▸ Aim of the exercise: Word for word, write out the entries that follow, omitting all pictures.

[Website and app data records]
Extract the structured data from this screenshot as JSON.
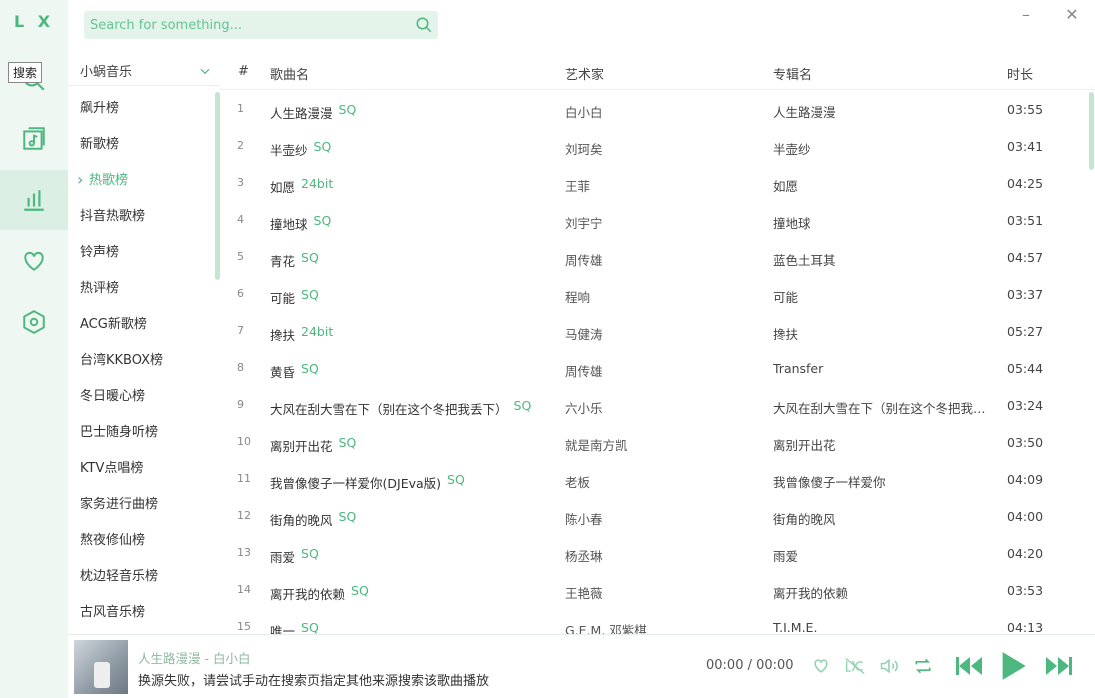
{
  "app": {
    "logo": "L X"
  },
  "rail": {
    "tooltip": "搜索"
  },
  "search": {
    "placeholder": "Search for something..."
  },
  "window": {
    "minimize": "–",
    "close": "✕"
  },
  "boards": {
    "source": "小蜗音乐",
    "items": [
      "飙升榜",
      "新歌榜",
      "热歌榜",
      "抖音热歌榜",
      "铃声榜",
      "热评榜",
      "ACG新歌榜",
      "台湾KKBOX榜",
      "冬日暖心榜",
      "巴士随身听榜",
      "KTV点唱榜",
      "家务进行曲榜",
      "熬夜修仙榜",
      "枕边轻音乐榜",
      "古风音乐榜"
    ],
    "active_index": 2
  },
  "table": {
    "headers": {
      "num": "#",
      "name": "歌曲名",
      "artist": "艺术家",
      "album": "专辑名",
      "duration": "时长"
    },
    "rows": [
      {
        "num": "1",
        "name": "人生路漫漫",
        "quality": "SQ",
        "artist": "白小白",
        "album": "人生路漫漫",
        "duration": "03:55"
      },
      {
        "num": "2",
        "name": "半壶纱",
        "quality": "SQ",
        "artist": "刘珂矣",
        "album": "半壶纱",
        "duration": "03:41"
      },
      {
        "num": "3",
        "name": "如愿",
        "quality": "24bit",
        "artist": "王菲",
        "album": "如愿",
        "duration": "04:25"
      },
      {
        "num": "4",
        "name": "撞地球",
        "quality": "SQ",
        "artist": "刘宇宁",
        "album": "撞地球",
        "duration": "03:51"
      },
      {
        "num": "5",
        "name": "青花",
        "quality": "SQ",
        "artist": "周传雄",
        "album": "蓝色土耳其",
        "duration": "04:57"
      },
      {
        "num": "6",
        "name": "可能",
        "quality": "SQ",
        "artist": "程响",
        "album": "可能",
        "duration": "03:37"
      },
      {
        "num": "7",
        "name": "搀扶",
        "quality": "24bit",
        "artist": "马健涛",
        "album": "搀扶",
        "duration": "05:27"
      },
      {
        "num": "8",
        "name": "黄昏",
        "quality": "SQ",
        "artist": "周传雄",
        "album": "Transfer",
        "duration": "05:44"
      },
      {
        "num": "9",
        "name": "大风在刮大雪在下（别在这个冬把我丢下）",
        "quality": "SQ",
        "artist": "六小乐",
        "album": "大风在刮大雪在下（别在这个冬把我丢下）",
        "duration": "03:24"
      },
      {
        "num": "10",
        "name": "离别开出花",
        "quality": "SQ",
        "artist": "就是南方凯",
        "album": "离别开出花",
        "duration": "03:50"
      },
      {
        "num": "11",
        "name": "我曾像傻子一样爱你(DJEva版)",
        "quality": "SQ",
        "artist": "老板",
        "album": "我曾像傻子一样爱你",
        "duration": "04:09"
      },
      {
        "num": "12",
        "name": "街角的晚风",
        "quality": "SQ",
        "artist": "陈小春",
        "album": "街角的晚风",
        "duration": "04:00"
      },
      {
        "num": "13",
        "name": "雨爱",
        "quality": "SQ",
        "artist": "杨丞琳",
        "album": "雨爱",
        "duration": "04:20"
      },
      {
        "num": "14",
        "name": "离开我的依赖",
        "quality": "SQ",
        "artist": "王艳薇",
        "album": "离开我的依赖",
        "duration": "03:53"
      },
      {
        "num": "15",
        "name": "唯一",
        "quality": "SQ",
        "artist": "G.E.M. 邓紫棋",
        "album": "T.I.M.E.",
        "duration": "04:13"
      }
    ]
  },
  "player": {
    "title": "人生路漫漫 - 白小白",
    "message": "换源失败，请尝试手动在搜索页指定其他来源搜索该歌曲播放",
    "time": "00:00 / 00:00"
  },
  "colors": {
    "accent": "#4cb77f",
    "rail_bg": "#eef7f2",
    "search_bg": "#e5f4eb"
  }
}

▸ Answer section:
Extract the structured data from this screenshot as JSON.
{
  "app": {
    "logo": "L X"
  },
  "rail": {
    "tooltip": "搜索"
  },
  "search": {
    "placeholder": "Search for something..."
  },
  "window": {
    "minimize": "–",
    "close": "✕"
  },
  "boards": {
    "source": "小蜗音乐",
    "items": [
      "飙升榜",
      "新歌榜",
      "热歌榜",
      "抖音热歌榜",
      "铃声榜",
      "热评榜",
      "ACG新歌榜",
      "台湾KKBOX榜",
      "冬日暖心榜",
      "巴士随身听榜",
      "KTV点唱榜",
      "家务进行曲榜",
      "熬夜修仙榜",
      "枕边轻音乐榜",
      "古风音乐榜"
    ],
    "active_index": 2
  },
  "table": {
    "headers": {
      "num": "#",
      "name": "歌曲名",
      "artist": "艺术家",
      "album": "专辑名",
      "duration": "时长"
    },
    "rows": [
      {
        "num": "1",
        "name": "人生路漫漫",
        "quality": "SQ",
        "artist": "白小白",
        "album": "人生路漫漫",
        "duration": "03:55"
      },
      {
        "num": "2",
        "name": "半壶纱",
        "quality": "SQ",
        "artist": "刘珂矣",
        "album": "半壶纱",
        "duration": "03:41"
      },
      {
        "num": "3",
        "name": "如愿",
        "quality": "24bit",
        "artist": "王菲",
        "album": "如愿",
        "duration": "04:25"
      },
      {
        "num": "4",
        "name": "撞地球",
        "quality": "SQ",
        "artist": "刘宇宁",
        "album": "撞地球",
        "duration": "03:51"
      },
      {
        "num": "5",
        "name": "青花",
        "quality": "SQ",
        "artist": "周传雄",
        "album": "蓝色土耳其",
        "duration": "04:57"
      },
      {
        "num": "6",
        "name": "可能",
        "quality": "SQ",
        "artist": "程响",
        "album": "可能",
        "duration": "03:37"
      },
      {
        "num": "7",
        "name": "搀扶",
        "quality": "24bit",
        "artist": "马健涛",
        "album": "搀扶",
        "duration": "05:27"
      },
      {
        "num": "8",
        "name": "黄昏",
        "quality": "SQ",
        "artist": "周传雄",
        "album": "Transfer",
        "duration": "05:44"
      },
      {
        "num": "9",
        "name": "大风在刮大雪在下（别在这个冬把我丢下）",
        "quality": "SQ",
        "artist": "六小乐",
        "album": "大风在刮大雪在下（别在这个冬把我丢下）",
        "duration": "03:24"
      },
      {
        "num": "10",
        "name": "离别开出花",
        "quality": "SQ",
        "artist": "就是南方凯",
        "album": "离别开出花",
        "duration": "03:50"
      },
      {
        "num": "11",
        "name": "我曾像傻子一样爱你(DJEva版)",
        "quality": "SQ",
        "artist": "老板",
        "album": "我曾像傻子一样爱你",
        "duration": "04:09"
      },
      {
        "num": "12",
        "name": "街角的晚风",
        "quality": "SQ",
        "artist": "陈小春",
        "album": "街角的晚风",
        "duration": "04:00"
      },
      {
        "num": "13",
        "name": "雨爱",
        "quality": "SQ",
        "artist": "杨丞琳",
        "album": "雨爱",
        "duration": "04:20"
      },
      {
        "num": "14",
        "name": "离开我的依赖",
        "quality": "SQ",
        "artist": "王艳薇",
        "album": "离开我的依赖",
        "duration": "03:53"
      },
      {
        "num": "15",
        "name": "唯一",
        "quality": "SQ",
        "artist": "G.E.M. 邓紫棋",
        "album": "T.I.M.E.",
        "duration": "04:13"
      }
    ]
  },
  "player": {
    "title": "人生路漫漫 - 白小白",
    "message": "换源失败，请尝试手动在搜索页指定其他来源搜索该歌曲播放",
    "time": "00:00 / 00:00"
  },
  "colors": {
    "accent": "#4cb77f",
    "rail_bg": "#eef7f2",
    "search_bg": "#e5f4eb"
  }
}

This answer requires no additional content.